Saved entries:
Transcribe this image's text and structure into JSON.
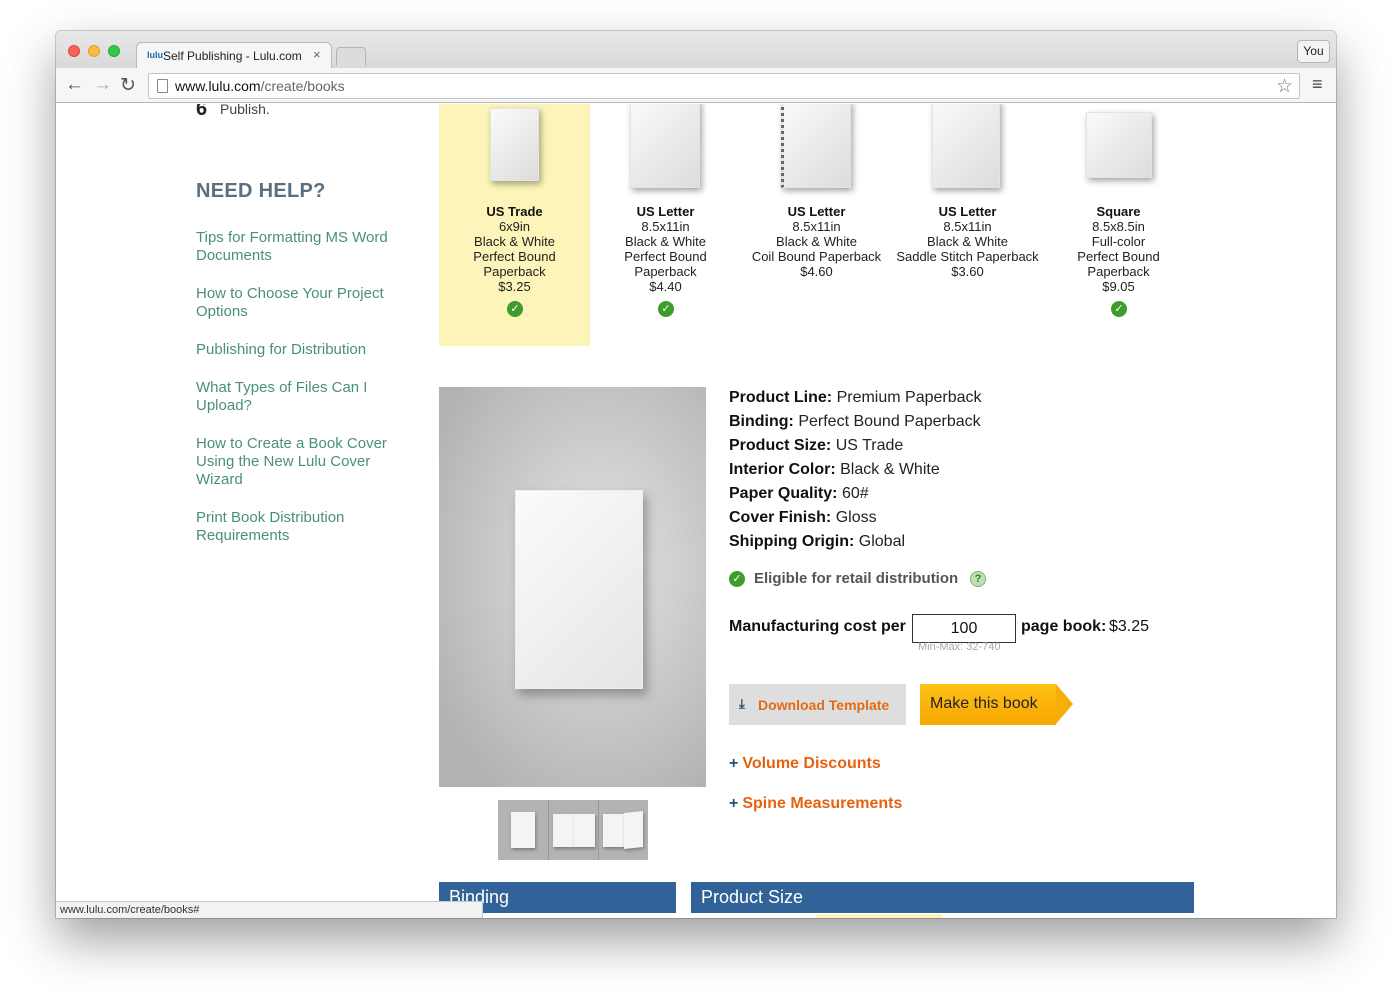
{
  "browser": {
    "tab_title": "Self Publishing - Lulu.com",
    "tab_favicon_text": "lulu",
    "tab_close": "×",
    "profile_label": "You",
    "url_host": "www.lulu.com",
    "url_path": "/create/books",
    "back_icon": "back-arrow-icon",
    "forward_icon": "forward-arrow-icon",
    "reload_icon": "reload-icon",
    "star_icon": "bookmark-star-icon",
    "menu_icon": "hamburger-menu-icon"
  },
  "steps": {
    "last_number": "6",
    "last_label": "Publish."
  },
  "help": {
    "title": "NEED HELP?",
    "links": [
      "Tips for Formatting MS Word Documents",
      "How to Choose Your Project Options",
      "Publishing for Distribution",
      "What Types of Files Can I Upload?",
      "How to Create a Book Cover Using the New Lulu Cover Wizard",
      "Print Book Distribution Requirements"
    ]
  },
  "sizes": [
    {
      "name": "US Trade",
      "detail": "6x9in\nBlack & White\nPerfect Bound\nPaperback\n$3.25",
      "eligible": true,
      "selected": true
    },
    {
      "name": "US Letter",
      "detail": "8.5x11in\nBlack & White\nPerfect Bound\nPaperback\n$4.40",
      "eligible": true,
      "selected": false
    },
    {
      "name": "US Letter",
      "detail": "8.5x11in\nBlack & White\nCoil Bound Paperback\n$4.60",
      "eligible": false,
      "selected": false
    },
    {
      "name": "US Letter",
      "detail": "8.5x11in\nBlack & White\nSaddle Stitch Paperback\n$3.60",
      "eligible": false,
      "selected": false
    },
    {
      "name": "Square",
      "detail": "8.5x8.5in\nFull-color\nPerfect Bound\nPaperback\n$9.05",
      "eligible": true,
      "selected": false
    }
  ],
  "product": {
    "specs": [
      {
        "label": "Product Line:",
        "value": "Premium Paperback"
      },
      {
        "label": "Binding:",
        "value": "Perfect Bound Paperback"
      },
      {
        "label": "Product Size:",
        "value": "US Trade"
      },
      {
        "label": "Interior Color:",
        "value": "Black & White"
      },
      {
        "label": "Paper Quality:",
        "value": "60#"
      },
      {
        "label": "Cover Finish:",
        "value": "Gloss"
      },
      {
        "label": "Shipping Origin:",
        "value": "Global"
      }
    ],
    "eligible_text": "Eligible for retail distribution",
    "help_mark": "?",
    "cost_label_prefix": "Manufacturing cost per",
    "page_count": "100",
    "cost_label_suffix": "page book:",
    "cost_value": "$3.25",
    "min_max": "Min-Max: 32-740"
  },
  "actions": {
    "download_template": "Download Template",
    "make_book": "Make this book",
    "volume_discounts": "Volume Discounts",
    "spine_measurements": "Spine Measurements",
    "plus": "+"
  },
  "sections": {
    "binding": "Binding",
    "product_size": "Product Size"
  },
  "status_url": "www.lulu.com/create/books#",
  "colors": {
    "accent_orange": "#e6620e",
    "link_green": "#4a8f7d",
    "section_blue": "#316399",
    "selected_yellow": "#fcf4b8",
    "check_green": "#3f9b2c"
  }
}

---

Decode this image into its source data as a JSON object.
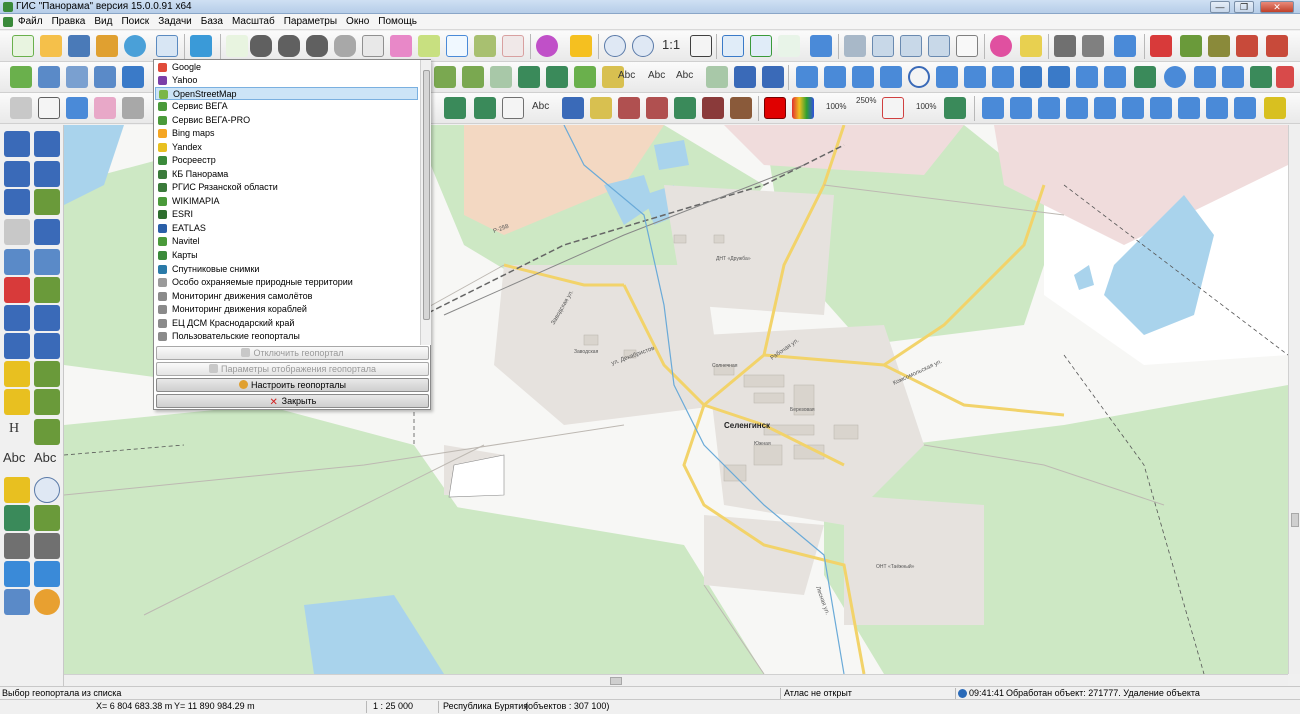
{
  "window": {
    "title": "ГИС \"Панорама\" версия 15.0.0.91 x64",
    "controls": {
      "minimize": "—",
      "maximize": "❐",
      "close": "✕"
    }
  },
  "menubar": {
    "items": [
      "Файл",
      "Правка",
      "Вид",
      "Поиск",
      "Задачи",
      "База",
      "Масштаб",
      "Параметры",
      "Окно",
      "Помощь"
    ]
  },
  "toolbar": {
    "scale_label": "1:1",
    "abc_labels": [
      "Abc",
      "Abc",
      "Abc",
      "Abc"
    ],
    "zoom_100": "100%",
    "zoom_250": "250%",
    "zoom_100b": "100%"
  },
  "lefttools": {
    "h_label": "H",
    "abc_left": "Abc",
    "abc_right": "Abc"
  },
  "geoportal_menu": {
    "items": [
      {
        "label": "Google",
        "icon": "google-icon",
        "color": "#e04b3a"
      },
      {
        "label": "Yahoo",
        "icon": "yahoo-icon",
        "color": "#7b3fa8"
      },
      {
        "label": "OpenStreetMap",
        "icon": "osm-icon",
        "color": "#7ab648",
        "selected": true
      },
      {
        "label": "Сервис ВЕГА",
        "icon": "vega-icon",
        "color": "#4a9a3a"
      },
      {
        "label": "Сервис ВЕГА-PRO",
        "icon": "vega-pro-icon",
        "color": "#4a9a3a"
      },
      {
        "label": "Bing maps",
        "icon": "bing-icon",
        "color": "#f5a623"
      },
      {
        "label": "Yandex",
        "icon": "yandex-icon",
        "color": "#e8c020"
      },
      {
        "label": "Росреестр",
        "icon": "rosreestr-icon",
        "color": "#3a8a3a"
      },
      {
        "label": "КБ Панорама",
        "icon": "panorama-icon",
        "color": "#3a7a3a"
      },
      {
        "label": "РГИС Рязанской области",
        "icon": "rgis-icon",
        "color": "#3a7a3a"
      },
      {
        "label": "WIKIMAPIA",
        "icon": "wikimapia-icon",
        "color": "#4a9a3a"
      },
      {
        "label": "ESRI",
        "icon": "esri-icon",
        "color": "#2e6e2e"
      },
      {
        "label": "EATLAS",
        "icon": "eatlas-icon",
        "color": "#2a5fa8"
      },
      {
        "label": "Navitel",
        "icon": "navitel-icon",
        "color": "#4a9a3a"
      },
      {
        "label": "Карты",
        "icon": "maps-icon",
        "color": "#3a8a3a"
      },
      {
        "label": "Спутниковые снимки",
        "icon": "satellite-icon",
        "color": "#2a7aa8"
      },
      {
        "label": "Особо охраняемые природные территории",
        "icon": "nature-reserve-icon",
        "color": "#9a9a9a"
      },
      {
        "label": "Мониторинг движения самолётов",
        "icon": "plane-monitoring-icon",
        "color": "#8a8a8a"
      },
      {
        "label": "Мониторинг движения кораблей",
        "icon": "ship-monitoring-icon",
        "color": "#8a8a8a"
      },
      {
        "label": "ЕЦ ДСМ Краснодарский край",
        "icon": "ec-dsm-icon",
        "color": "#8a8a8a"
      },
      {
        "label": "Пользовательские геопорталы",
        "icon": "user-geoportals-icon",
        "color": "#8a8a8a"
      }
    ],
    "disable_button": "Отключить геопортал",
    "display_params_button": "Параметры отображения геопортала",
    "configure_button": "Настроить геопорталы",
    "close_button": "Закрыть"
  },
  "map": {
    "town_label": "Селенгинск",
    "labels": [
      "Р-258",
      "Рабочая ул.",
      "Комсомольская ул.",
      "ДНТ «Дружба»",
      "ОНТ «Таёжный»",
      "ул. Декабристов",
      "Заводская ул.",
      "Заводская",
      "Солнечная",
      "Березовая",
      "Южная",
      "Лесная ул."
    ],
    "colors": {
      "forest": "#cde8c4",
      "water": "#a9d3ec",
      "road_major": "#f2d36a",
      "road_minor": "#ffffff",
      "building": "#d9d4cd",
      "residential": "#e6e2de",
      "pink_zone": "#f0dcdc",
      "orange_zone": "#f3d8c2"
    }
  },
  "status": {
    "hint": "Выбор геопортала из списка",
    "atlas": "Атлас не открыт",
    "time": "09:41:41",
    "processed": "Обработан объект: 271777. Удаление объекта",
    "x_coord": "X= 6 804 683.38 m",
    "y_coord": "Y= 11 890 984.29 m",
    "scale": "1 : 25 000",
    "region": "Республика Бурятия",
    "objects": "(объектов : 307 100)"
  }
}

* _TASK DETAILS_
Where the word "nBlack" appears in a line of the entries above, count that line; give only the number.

* _SOLUTION BELOW_
4